REQUIRED WORK — Using the entries below, output exactly the lines from the one containing "What's the underlying" through the final line, both included, and no others.

DATA TO USE —
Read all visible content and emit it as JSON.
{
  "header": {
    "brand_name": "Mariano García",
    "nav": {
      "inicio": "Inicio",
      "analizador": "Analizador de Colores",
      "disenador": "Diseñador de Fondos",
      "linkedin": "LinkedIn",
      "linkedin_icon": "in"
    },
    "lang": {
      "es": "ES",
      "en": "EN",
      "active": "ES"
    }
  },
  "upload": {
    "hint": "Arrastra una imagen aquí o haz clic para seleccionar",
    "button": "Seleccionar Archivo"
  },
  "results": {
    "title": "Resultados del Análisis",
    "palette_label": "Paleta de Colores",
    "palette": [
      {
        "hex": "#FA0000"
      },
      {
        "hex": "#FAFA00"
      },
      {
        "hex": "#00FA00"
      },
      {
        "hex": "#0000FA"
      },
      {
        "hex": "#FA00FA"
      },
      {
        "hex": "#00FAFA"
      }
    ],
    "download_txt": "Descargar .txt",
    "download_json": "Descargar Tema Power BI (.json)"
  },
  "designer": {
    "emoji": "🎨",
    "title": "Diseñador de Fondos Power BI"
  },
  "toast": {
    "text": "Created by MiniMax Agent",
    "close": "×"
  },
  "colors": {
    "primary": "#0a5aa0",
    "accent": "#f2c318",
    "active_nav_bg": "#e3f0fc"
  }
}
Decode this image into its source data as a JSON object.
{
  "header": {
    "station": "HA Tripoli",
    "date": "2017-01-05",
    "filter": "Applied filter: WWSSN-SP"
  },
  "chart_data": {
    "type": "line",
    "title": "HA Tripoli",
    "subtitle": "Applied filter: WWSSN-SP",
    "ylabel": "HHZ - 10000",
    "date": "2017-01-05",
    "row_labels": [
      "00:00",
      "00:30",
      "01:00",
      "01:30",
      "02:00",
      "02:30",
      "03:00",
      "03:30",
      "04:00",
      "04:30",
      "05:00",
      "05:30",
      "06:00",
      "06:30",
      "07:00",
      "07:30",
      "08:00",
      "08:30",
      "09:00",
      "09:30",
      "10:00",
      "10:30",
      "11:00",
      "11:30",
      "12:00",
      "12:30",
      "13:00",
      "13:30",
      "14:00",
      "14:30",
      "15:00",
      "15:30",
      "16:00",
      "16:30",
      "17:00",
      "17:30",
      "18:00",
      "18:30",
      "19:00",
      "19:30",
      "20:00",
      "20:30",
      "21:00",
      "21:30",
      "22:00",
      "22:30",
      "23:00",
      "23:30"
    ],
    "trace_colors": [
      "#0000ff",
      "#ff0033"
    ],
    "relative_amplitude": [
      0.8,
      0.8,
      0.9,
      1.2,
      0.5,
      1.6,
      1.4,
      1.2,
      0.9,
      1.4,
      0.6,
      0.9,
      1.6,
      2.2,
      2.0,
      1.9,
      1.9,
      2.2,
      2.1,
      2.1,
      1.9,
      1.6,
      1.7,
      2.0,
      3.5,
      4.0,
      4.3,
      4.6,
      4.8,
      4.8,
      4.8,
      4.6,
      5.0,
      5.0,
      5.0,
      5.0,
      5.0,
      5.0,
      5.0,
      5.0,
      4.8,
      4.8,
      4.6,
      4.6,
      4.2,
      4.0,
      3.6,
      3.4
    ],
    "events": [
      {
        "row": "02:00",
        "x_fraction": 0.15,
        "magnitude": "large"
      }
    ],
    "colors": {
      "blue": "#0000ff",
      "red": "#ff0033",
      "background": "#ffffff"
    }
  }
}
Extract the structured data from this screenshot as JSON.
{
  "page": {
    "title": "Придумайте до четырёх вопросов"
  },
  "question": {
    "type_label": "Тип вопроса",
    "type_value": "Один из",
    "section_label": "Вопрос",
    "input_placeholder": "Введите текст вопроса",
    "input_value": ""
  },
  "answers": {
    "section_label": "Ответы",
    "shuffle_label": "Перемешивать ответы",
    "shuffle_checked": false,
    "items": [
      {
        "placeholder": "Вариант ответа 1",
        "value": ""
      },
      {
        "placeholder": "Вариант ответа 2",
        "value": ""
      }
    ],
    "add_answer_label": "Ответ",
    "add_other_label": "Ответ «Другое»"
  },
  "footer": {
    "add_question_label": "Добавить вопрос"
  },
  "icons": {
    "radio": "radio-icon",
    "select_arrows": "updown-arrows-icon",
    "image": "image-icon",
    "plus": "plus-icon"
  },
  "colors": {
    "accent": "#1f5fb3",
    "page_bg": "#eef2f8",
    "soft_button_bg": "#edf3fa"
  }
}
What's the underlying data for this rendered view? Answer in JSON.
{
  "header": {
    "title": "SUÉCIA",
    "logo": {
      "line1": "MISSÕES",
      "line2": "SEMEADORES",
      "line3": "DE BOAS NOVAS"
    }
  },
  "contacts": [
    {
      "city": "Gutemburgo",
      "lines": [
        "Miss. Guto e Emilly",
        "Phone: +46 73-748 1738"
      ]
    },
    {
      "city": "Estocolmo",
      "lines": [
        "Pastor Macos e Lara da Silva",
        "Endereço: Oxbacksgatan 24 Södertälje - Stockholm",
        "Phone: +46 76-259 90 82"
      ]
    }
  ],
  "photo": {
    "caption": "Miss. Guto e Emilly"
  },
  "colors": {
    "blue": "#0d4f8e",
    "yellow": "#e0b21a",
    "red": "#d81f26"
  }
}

EXERCISE RESPONSE —
What's the underlying data for this rendered view? Answer in JSON.
{
  "header": {
    "title": "SUÉCIA",
    "logo": {
      "line1": "MISSÕES",
      "line2": "SEMEADORES",
      "line3": "DE BOAS NOVAS"
    }
  },
  "contacts": [
    {
      "city": "Gutemburgo",
      "lines": [
        "Miss. Guto e Emilly",
        "Phone: +46 73-748 1738"
      ]
    },
    {
      "city": "Estocolmo",
      "lines": [
        "Pastor Macos e Lara da Silva",
        "Endereço: Oxbacksgatan 24 Södertälje - Stockholm",
        "Phone: +46 76-259 90 82"
      ]
    }
  ],
  "photo": {
    "caption": "Miss. Guto e Emilly"
  },
  "colors": {
    "blue": "#0d4f8e",
    "yellow": "#e0b21a",
    "red": "#d81f26"
  }
}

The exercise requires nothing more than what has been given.